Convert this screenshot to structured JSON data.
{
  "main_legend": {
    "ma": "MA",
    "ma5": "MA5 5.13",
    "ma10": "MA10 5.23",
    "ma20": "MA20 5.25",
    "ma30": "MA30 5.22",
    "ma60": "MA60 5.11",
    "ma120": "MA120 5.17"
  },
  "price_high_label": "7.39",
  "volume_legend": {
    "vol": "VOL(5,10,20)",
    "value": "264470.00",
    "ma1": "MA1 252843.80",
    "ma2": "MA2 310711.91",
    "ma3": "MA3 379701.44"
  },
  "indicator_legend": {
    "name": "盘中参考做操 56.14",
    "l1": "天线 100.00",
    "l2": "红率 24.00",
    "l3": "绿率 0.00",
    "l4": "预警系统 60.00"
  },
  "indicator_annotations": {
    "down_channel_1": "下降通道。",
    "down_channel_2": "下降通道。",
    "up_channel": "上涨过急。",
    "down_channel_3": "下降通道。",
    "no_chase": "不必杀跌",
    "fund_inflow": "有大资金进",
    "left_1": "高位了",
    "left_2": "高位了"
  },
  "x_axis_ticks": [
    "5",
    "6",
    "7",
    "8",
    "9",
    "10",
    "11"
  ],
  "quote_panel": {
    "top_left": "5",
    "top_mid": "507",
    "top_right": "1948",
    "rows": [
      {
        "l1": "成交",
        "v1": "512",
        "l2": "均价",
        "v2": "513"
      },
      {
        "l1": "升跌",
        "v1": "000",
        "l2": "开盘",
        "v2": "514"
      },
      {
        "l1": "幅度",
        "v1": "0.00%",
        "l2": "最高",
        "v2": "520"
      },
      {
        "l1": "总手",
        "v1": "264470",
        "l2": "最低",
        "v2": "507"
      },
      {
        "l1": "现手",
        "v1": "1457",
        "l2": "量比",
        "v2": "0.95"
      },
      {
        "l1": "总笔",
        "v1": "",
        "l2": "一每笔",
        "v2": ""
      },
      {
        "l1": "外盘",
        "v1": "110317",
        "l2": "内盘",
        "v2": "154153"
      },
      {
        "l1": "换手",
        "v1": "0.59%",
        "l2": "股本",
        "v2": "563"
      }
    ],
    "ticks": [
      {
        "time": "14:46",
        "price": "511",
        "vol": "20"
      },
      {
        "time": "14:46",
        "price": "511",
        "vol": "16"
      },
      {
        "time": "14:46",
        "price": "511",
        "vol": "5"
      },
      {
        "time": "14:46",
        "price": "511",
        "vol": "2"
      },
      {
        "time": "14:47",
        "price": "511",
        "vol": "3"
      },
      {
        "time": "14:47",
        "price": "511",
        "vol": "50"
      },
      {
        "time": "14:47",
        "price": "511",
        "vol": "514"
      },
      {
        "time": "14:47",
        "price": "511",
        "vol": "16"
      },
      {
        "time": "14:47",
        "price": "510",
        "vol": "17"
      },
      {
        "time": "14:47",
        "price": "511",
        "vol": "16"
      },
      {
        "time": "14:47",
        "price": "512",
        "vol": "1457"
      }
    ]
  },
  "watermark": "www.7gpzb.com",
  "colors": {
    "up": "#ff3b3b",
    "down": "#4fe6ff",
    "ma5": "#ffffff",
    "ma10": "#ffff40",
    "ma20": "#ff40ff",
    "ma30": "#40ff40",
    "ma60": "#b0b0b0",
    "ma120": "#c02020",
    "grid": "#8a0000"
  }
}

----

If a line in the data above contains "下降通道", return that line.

▶ Solution to the problem:
    "down_channel_1": "下降通道。",
    "down_channel_2": "下降通道。",
    "down_channel_3": "下降通道。",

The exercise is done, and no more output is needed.